──────── Entries supplied

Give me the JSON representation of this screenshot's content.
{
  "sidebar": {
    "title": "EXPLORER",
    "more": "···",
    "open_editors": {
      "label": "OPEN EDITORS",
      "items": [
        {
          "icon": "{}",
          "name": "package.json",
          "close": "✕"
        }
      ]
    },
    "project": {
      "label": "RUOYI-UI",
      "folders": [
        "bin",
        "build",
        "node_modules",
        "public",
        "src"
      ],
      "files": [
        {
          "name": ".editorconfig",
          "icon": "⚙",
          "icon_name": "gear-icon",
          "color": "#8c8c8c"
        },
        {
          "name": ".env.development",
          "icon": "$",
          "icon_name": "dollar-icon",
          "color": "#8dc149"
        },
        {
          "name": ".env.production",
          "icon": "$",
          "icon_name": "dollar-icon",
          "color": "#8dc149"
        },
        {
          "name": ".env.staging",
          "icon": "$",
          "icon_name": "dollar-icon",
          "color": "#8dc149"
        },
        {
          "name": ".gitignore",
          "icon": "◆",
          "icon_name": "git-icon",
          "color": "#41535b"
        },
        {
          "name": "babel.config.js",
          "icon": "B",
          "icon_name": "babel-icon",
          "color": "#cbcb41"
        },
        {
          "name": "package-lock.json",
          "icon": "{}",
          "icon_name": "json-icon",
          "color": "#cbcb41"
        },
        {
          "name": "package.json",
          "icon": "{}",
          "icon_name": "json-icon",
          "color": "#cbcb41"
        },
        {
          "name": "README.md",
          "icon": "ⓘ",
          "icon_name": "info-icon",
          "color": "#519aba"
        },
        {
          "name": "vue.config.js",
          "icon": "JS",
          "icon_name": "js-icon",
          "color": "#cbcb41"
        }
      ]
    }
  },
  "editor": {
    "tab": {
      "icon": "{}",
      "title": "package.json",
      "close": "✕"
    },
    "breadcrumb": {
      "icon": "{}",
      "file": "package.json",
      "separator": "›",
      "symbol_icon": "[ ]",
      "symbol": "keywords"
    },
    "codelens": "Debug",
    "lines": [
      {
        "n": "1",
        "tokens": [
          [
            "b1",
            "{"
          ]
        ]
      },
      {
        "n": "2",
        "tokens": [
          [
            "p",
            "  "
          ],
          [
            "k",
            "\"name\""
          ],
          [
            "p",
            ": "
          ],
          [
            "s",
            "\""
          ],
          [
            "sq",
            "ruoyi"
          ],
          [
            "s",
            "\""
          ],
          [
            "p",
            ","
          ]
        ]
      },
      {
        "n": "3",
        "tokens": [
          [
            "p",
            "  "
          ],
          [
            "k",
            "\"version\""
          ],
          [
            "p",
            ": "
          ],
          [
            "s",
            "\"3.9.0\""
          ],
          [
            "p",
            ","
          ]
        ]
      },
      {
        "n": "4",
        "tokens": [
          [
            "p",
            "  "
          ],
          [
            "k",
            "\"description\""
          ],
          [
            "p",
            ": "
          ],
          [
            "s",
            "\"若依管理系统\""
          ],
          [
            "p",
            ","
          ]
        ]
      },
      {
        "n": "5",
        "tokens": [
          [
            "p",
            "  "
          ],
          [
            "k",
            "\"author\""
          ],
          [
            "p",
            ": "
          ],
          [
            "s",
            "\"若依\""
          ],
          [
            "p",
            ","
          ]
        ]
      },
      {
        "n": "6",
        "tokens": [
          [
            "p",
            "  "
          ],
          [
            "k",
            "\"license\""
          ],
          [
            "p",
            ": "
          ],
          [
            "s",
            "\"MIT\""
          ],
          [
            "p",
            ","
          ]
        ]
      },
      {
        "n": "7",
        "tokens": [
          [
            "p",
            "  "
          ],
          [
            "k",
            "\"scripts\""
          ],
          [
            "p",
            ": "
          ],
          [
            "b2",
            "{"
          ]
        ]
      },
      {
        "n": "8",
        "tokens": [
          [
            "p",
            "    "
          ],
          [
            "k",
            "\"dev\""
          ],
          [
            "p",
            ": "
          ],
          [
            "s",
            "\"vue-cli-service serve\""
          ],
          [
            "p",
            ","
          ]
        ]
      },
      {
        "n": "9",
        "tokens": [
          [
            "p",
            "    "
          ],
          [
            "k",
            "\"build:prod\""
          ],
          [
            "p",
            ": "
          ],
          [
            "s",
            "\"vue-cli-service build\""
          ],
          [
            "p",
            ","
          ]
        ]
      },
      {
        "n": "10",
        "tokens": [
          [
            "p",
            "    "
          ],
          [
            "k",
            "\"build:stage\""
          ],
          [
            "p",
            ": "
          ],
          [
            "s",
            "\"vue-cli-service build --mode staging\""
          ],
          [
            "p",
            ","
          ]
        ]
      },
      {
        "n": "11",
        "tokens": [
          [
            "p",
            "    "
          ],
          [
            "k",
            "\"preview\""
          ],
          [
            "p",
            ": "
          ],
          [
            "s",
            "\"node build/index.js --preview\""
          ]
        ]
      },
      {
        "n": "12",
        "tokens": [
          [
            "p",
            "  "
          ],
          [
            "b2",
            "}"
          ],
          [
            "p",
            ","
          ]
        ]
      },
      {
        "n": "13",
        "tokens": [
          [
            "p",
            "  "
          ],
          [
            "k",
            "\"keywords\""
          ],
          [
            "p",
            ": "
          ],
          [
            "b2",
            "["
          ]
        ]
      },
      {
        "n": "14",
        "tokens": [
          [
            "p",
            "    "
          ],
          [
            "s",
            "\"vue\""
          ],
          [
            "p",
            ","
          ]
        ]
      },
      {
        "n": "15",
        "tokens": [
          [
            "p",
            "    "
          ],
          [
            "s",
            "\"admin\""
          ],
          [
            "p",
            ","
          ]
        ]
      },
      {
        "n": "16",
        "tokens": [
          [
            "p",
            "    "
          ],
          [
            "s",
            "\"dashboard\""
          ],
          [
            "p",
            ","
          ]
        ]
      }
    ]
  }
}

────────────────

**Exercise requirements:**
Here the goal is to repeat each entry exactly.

**Solution to the exercise:**
Give me the JSON representation of this screenshot's content.
{
  "sidebar": {
    "title": "EXPLORER",
    "more": "···",
    "open_editors": {
      "label": "OPEN EDITORS",
      "items": [
        {
          "icon": "{}",
          "name": "package.json",
          "close": "✕"
        }
      ]
    },
    "project": {
      "label": "RUOYI-UI",
      "folders": [
        "bin",
        "build",
        "node_modules",
        "public",
        "src"
      ],
      "files": [
        {
          "name": ".editorconfig",
          "icon": "⚙",
          "icon_name": "gear-icon",
          "color": "#8c8c8c"
        },
        {
          "name": ".env.development",
          "icon": "$",
          "icon_name": "dollar-icon",
          "color": "#8dc149"
        },
        {
          "name": ".env.production",
          "icon": "$",
          "icon_name": "dollar-icon",
          "color": "#8dc149"
        },
        {
          "name": ".env.staging",
          "icon": "$",
          "icon_name": "dollar-icon",
          "color": "#8dc149"
        },
        {
          "name": ".gitignore",
          "icon": "◆",
          "icon_name": "git-icon",
          "color": "#41535b"
        },
        {
          "name": "babel.config.js",
          "icon": "B",
          "icon_name": "babel-icon",
          "color": "#cbcb41"
        },
        {
          "name": "package-lock.json",
          "icon": "{}",
          "icon_name": "json-icon",
          "color": "#cbcb41"
        },
        {
          "name": "package.json",
          "icon": "{}",
          "icon_name": "json-icon",
          "color": "#cbcb41"
        },
        {
          "name": "README.md",
          "icon": "ⓘ",
          "icon_name": "info-icon",
          "color": "#519aba"
        },
        {
          "name": "vue.config.js",
          "icon": "JS",
          "icon_name": "js-icon",
          "color": "#cbcb41"
        }
      ]
    }
  },
  "editor": {
    "tab": {
      "icon": "{}",
      "title": "package.json",
      "close": "✕"
    },
    "breadcrumb": {
      "icon": "{}",
      "file": "package.json",
      "separator": "›",
      "symbol_icon": "[ ]",
      "symbol": "keywords"
    },
    "codelens": "Debug",
    "lines": [
      {
        "n": "1",
        "tokens": [
          [
            "b1",
            "{"
          ]
        ]
      },
      {
        "n": "2",
        "tokens": [
          [
            "p",
            "  "
          ],
          [
            "k",
            "\"name\""
          ],
          [
            "p",
            ": "
          ],
          [
            "s",
            "\""
          ],
          [
            "sq",
            "ruoyi"
          ],
          [
            "s",
            "\""
          ],
          [
            "p",
            ","
          ]
        ]
      },
      {
        "n": "3",
        "tokens": [
          [
            "p",
            "  "
          ],
          [
            "k",
            "\"version\""
          ],
          [
            "p",
            ": "
          ],
          [
            "s",
            "\"3.9.0\""
          ],
          [
            "p",
            ","
          ]
        ]
      },
      {
        "n": "4",
        "tokens": [
          [
            "p",
            "  "
          ],
          [
            "k",
            "\"description\""
          ],
          [
            "p",
            ": "
          ],
          [
            "s",
            "\"若依管理系统\""
          ],
          [
            "p",
            ","
          ]
        ]
      },
      {
        "n": "5",
        "tokens": [
          [
            "p",
            "  "
          ],
          [
            "k",
            "\"author\""
          ],
          [
            "p",
            ": "
          ],
          [
            "s",
            "\"若依\""
          ],
          [
            "p",
            ","
          ]
        ]
      },
      {
        "n": "6",
        "tokens": [
          [
            "p",
            "  "
          ],
          [
            "k",
            "\"license\""
          ],
          [
            "p",
            ": "
          ],
          [
            "s",
            "\"MIT\""
          ],
          [
            "p",
            ","
          ]
        ]
      },
      {
        "n": "7",
        "tokens": [
          [
            "p",
            "  "
          ],
          [
            "k",
            "\"scripts\""
          ],
          [
            "p",
            ": "
          ],
          [
            "b2",
            "{"
          ]
        ]
      },
      {
        "n": "8",
        "tokens": [
          [
            "p",
            "    "
          ],
          [
            "k",
            "\"dev\""
          ],
          [
            "p",
            ": "
          ],
          [
            "s",
            "\"vue-cli-service serve\""
          ],
          [
            "p",
            ","
          ]
        ]
      },
      {
        "n": "9",
        "tokens": [
          [
            "p",
            "    "
          ],
          [
            "k",
            "\"build:prod\""
          ],
          [
            "p",
            ": "
          ],
          [
            "s",
            "\"vue-cli-service build\""
          ],
          [
            "p",
            ","
          ]
        ]
      },
      {
        "n": "10",
        "tokens": [
          [
            "p",
            "    "
          ],
          [
            "k",
            "\"build:stage\""
          ],
          [
            "p",
            ": "
          ],
          [
            "s",
            "\"vue-cli-service build --mode staging\""
          ],
          [
            "p",
            ","
          ]
        ]
      },
      {
        "n": "11",
        "tokens": [
          [
            "p",
            "    "
          ],
          [
            "k",
            "\"preview\""
          ],
          [
            "p",
            ": "
          ],
          [
            "s",
            "\"node build/index.js --preview\""
          ]
        ]
      },
      {
        "n": "12",
        "tokens": [
          [
            "p",
            "  "
          ],
          [
            "b2",
            "}"
          ],
          [
            "p",
            ","
          ]
        ]
      },
      {
        "n": "13",
        "tokens": [
          [
            "p",
            "  "
          ],
          [
            "k",
            "\"keywords\""
          ],
          [
            "p",
            ": "
          ],
          [
            "b2",
            "["
          ]
        ]
      },
      {
        "n": "14",
        "tokens": [
          [
            "p",
            "    "
          ],
          [
            "s",
            "\"vue\""
          ],
          [
            "p",
            ","
          ]
        ]
      },
      {
        "n": "15",
        "tokens": [
          [
            "p",
            "    "
          ],
          [
            "s",
            "\"admin\""
          ],
          [
            "p",
            ","
          ]
        ]
      },
      {
        "n": "16",
        "tokens": [
          [
            "p",
            "    "
          ],
          [
            "s",
            "\"dashboard\""
          ],
          [
            "p",
            ","
          ]
        ]
      }
    ]
  }
}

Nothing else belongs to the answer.